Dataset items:
>>>>>

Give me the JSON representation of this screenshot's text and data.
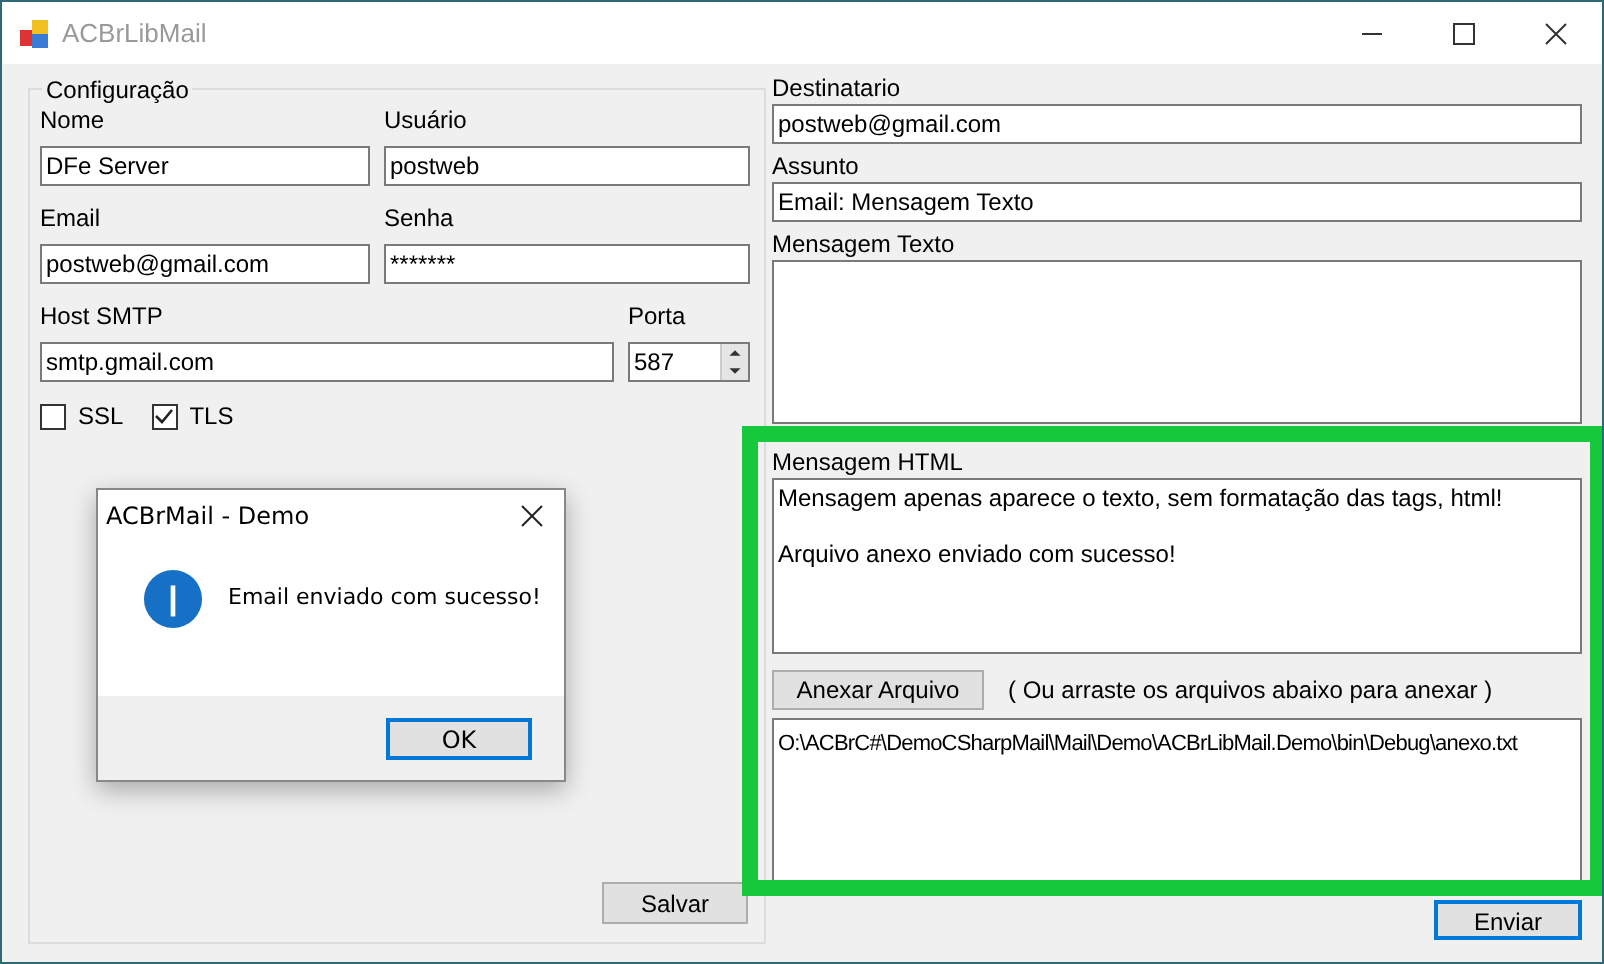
{
  "window": {
    "title": "ACBrLibMail"
  },
  "config": {
    "title": "Configuração",
    "rows": [
      [
        {
          "label": "Nome",
          "value": "DFe Server",
          "kind": "text"
        },
        {
          "label": "Usuário",
          "value": "postweb",
          "kind": "text"
        }
      ],
      [
        {
          "label": "Email",
          "value": "postweb@gmail.com",
          "kind": "text"
        },
        {
          "label": "Senha",
          "value": "*******",
          "kind": "password"
        }
      ],
      [
        {
          "label": "Host SMTP",
          "value": "smtp.gmail.com",
          "kind": "text"
        },
        {
          "label": "Porta",
          "value": "587",
          "kind": "spin"
        }
      ]
    ],
    "checkboxes": [
      {
        "label": "SSL",
        "checked": false
      },
      {
        "label": "TLS",
        "checked": true
      }
    ],
    "save_button": "Salvar"
  },
  "message": {
    "fields": [
      {
        "label": "Destinatario",
        "value": "postweb@gmail.com"
      },
      {
        "label": "Assunto",
        "value": "Email: Mensagem Texto"
      }
    ],
    "text_label": "Mensagem Texto",
    "html_label": "Mensagem HTML",
    "html_lines": [
      "Mensagem apenas aparece o texto, sem formatação das tags, html!",
      "Arquivo anexo enviado com sucesso!"
    ],
    "attach_button": "Anexar Arquivo",
    "attach_hint": "( Ou arraste os arquivos abaixo para anexar )",
    "attachments": [
      "O:\\ACBrC#\\DemoCSharpMail\\Mail\\Demo\\ACBrLibMail.Demo\\bin\\Debug\\anexo.txt"
    ],
    "send_button": "Enviar"
  },
  "dialog": {
    "title": "ACBrMail - Demo",
    "message": "Email enviado com sucesso!",
    "ok_button": "OK"
  }
}
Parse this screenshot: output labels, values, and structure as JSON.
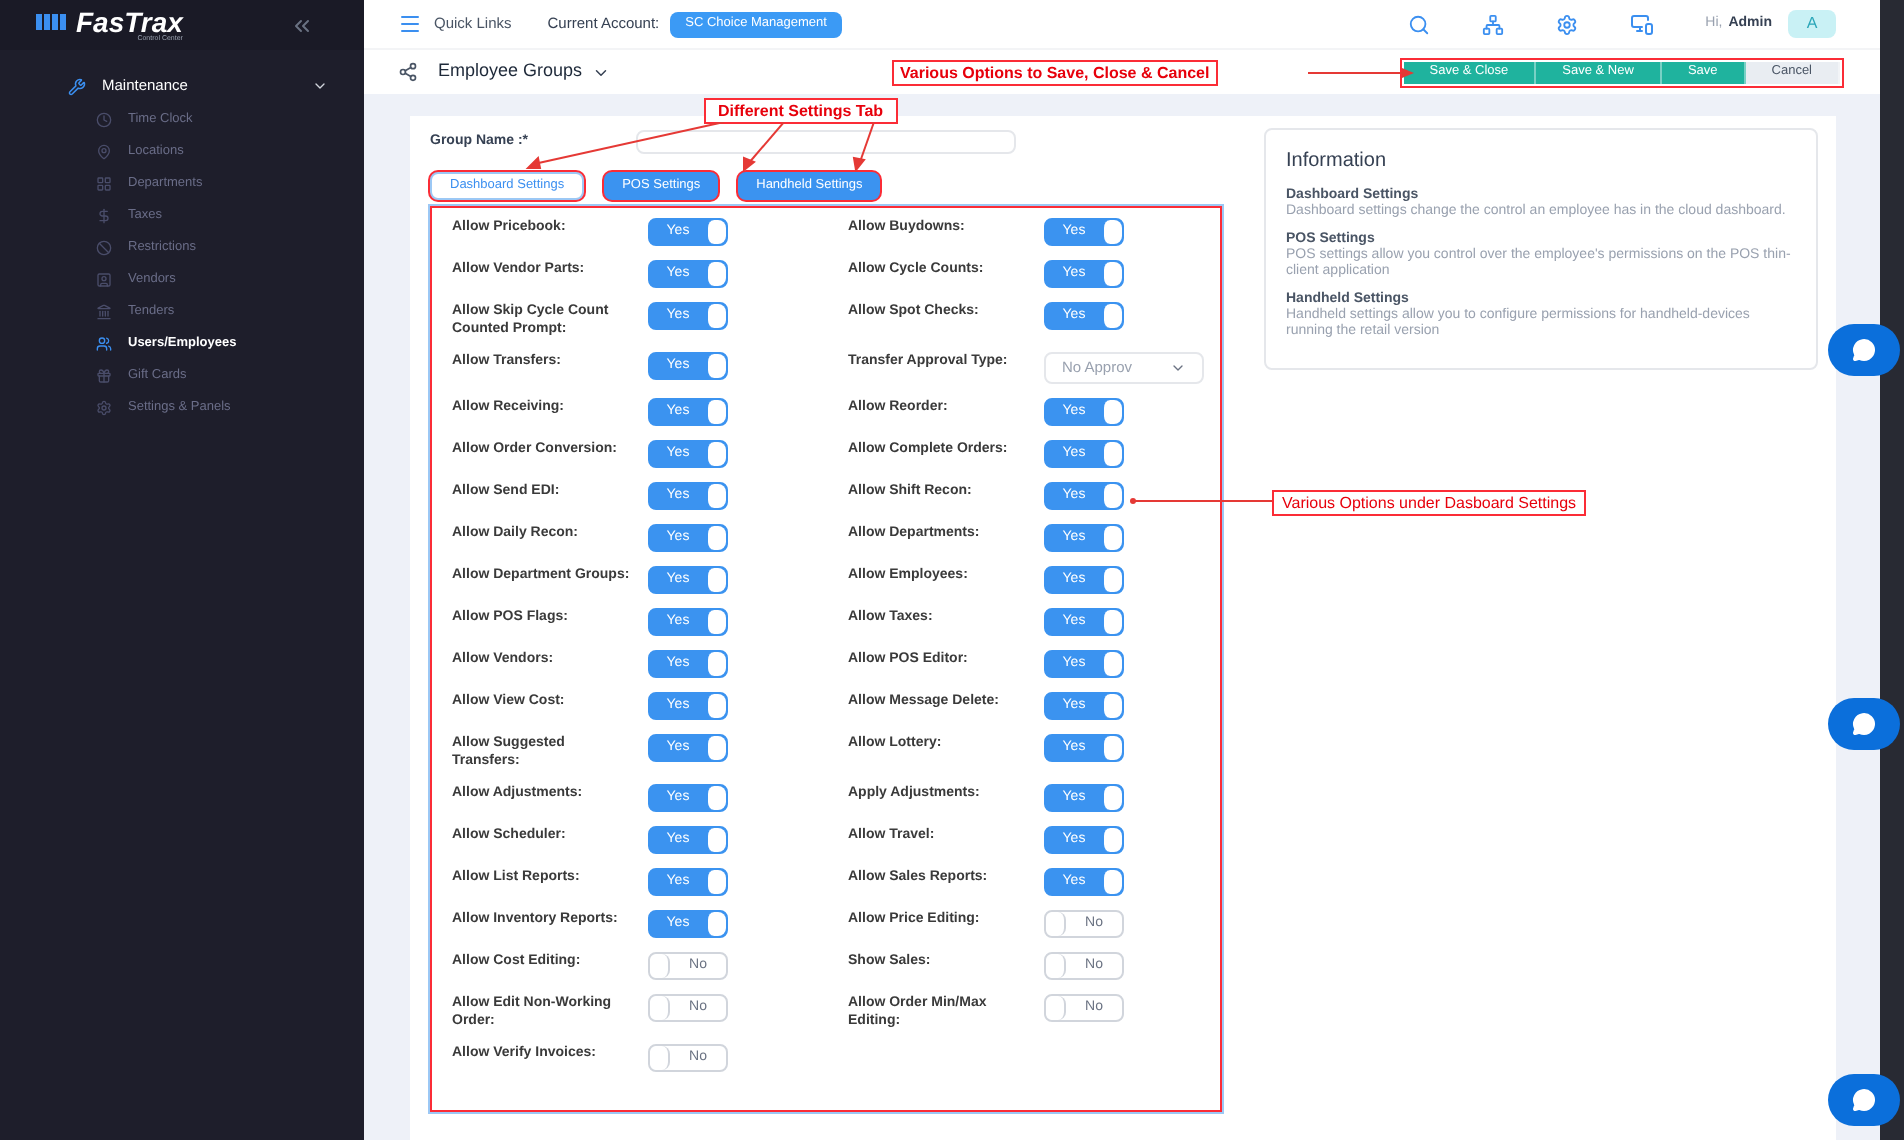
{
  "sidebar": {
    "logo": "FasTrax",
    "logo_subtitle": "Control Center",
    "section": {
      "label": "Maintenance",
      "expanded": true
    },
    "items": [
      {
        "label": "Time Clock",
        "selected": false
      },
      {
        "label": "Locations",
        "selected": false
      },
      {
        "label": "Departments",
        "selected": false
      },
      {
        "label": "Taxes",
        "selected": false
      },
      {
        "label": "Restrictions",
        "selected": false
      },
      {
        "label": "Vendors",
        "selected": false
      },
      {
        "label": "Tenders",
        "selected": false
      },
      {
        "label": "Users/Employees",
        "selected": true
      },
      {
        "label": "Gift Cards",
        "selected": false
      },
      {
        "label": "Settings & Panels",
        "selected": false
      }
    ]
  },
  "top_bar": {
    "quick_links": "Quick Links",
    "account_label": "Current Account:",
    "account": "SC Choice Management",
    "greeting": "Hi,",
    "user": "Admin",
    "avatar": "A"
  },
  "page": {
    "title": "Employee Groups",
    "buttons": [
      {
        "label": "Save & Close",
        "kind": "primary"
      },
      {
        "label": "Save & New",
        "kind": "primary"
      },
      {
        "label": "Save",
        "kind": "primary"
      },
      {
        "label": "Cancel",
        "kind": "secondary"
      }
    ]
  },
  "form": {
    "group_name_label": "Group Name :*",
    "tabs": [
      {
        "label": "Dashboard Settings",
        "selected": true
      },
      {
        "label": "POS Settings",
        "selected": false
      },
      {
        "label": "Handheld Settings",
        "selected": false
      }
    ],
    "settings": [
      {
        "label": "Allow Pricebook:",
        "kind": "toggle",
        "on": true,
        "text": "Yes"
      },
      {
        "label": "Allow Buydowns:",
        "kind": "toggle",
        "on": true,
        "text": "Yes"
      },
      {
        "label": "Allow Vendor Parts:",
        "kind": "toggle",
        "on": true,
        "text": "Yes"
      },
      {
        "label": "Allow Cycle Counts:",
        "kind": "toggle",
        "on": true,
        "text": "Yes"
      },
      {
        "label": "Allow Skip Cycle Count Counted Prompt:",
        "kind": "toggle",
        "on": true,
        "text": "Yes"
      },
      {
        "label": "Allow Spot Checks:",
        "kind": "toggle",
        "on": true,
        "text": "Yes"
      },
      {
        "label": "Allow Transfers:",
        "kind": "toggle",
        "on": true,
        "text": "Yes"
      },
      {
        "label": "Transfer Approval Type:",
        "kind": "select",
        "text": "No Approv"
      },
      {
        "label": "Allow Receiving:",
        "kind": "toggle",
        "on": true,
        "text": "Yes"
      },
      {
        "label": "Allow Reorder:",
        "kind": "toggle",
        "on": true,
        "text": "Yes"
      },
      {
        "label": "Allow Order Conversion:",
        "kind": "toggle",
        "on": true,
        "text": "Yes"
      },
      {
        "label": "Allow Complete Orders:",
        "kind": "toggle",
        "on": true,
        "text": "Yes"
      },
      {
        "label": "Allow Send EDI:",
        "kind": "toggle",
        "on": true,
        "text": "Yes"
      },
      {
        "label": "Allow Shift Recon:",
        "kind": "toggle",
        "on": true,
        "text": "Yes"
      },
      {
        "label": "Allow Daily Recon:",
        "kind": "toggle",
        "on": true,
        "text": "Yes"
      },
      {
        "label": "Allow Departments:",
        "kind": "toggle",
        "on": true,
        "text": "Yes"
      },
      {
        "label": "Allow Department Groups:",
        "kind": "toggle",
        "on": true,
        "text": "Yes"
      },
      {
        "label": "Allow Employees:",
        "kind": "toggle",
        "on": true,
        "text": "Yes"
      },
      {
        "label": "Allow POS Flags:",
        "kind": "toggle",
        "on": true,
        "text": "Yes"
      },
      {
        "label": "Allow Taxes:",
        "kind": "toggle",
        "on": true,
        "text": "Yes"
      },
      {
        "label": "Allow Vendors:",
        "kind": "toggle",
        "on": true,
        "text": "Yes"
      },
      {
        "label": "Allow POS Editor:",
        "kind": "toggle",
        "on": true,
        "text": "Yes"
      },
      {
        "label": "Allow View Cost:",
        "kind": "toggle",
        "on": true,
        "text": "Yes"
      },
      {
        "label": "Allow Message Delete:",
        "kind": "toggle",
        "on": true,
        "text": "Yes"
      },
      {
        "label": "Allow Suggested Transfers:",
        "kind": "toggle",
        "on": true,
        "text": "Yes"
      },
      {
        "label": "Allow Lottery:",
        "kind": "toggle",
        "on": true,
        "text": "Yes"
      },
      {
        "label": "Allow Adjustments:",
        "kind": "toggle",
        "on": true,
        "text": "Yes"
      },
      {
        "label": "Apply Adjustments:",
        "kind": "toggle",
        "on": true,
        "text": "Yes"
      },
      {
        "label": "Allow Scheduler:",
        "kind": "toggle",
        "on": true,
        "text": "Yes"
      },
      {
        "label": "Allow Travel:",
        "kind": "toggle",
        "on": true,
        "text": "Yes"
      },
      {
        "label": "Allow List Reports:",
        "kind": "toggle",
        "on": true,
        "text": "Yes"
      },
      {
        "label": "Allow Sales Reports:",
        "kind": "toggle",
        "on": true,
        "text": "Yes"
      },
      {
        "label": "Allow Inventory Reports:",
        "kind": "toggle",
        "on": true,
        "text": "Yes"
      },
      {
        "label": "Allow Price Editing:",
        "kind": "toggle",
        "on": false,
        "text": "No"
      },
      {
        "label": "Allow Cost Editing:",
        "kind": "toggle",
        "on": false,
        "text": "No"
      },
      {
        "label": "Show Sales:",
        "kind": "toggle",
        "on": false,
        "text": "No"
      },
      {
        "label": "Allow Edit Non-Working Order:",
        "kind": "toggle",
        "on": false,
        "text": "No"
      },
      {
        "label": "Allow Order Min/Max Editing:",
        "kind": "toggle",
        "on": false,
        "text": "No"
      },
      {
        "label": "Allow Verify Invoices:",
        "kind": "toggle",
        "on": false,
        "text": "No"
      }
    ]
  },
  "information": {
    "title": "Information",
    "sections": [
      {
        "heading": "Dashboard Settings",
        "text": "Dashboard settings change the control an employee has in the cloud dashboard."
      },
      {
        "heading": "POS Settings",
        "text": "POS settings allow you control over the employee's permissions on the POS thin-client application"
      },
      {
        "heading": "Handheld Settings",
        "text": "Handheld settings allow you to configure permissions for handheld-devices running the retail version"
      }
    ]
  },
  "annotations": [
    {
      "text": "Various Options to Save, Close & Cancel"
    },
    {
      "text": "Different Settings Tab"
    },
    {
      "text": "Various Options under Dasboard Settings"
    }
  ]
}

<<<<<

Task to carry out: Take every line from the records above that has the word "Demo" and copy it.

Your response:
      "O:\\ACBrC#\\DemoCSharpMail\\Mail\\Demo\\ACBrLibMail.Demo\\bin\\Debug\\anexo.txt"
    "title": "ACBrMail - Demo",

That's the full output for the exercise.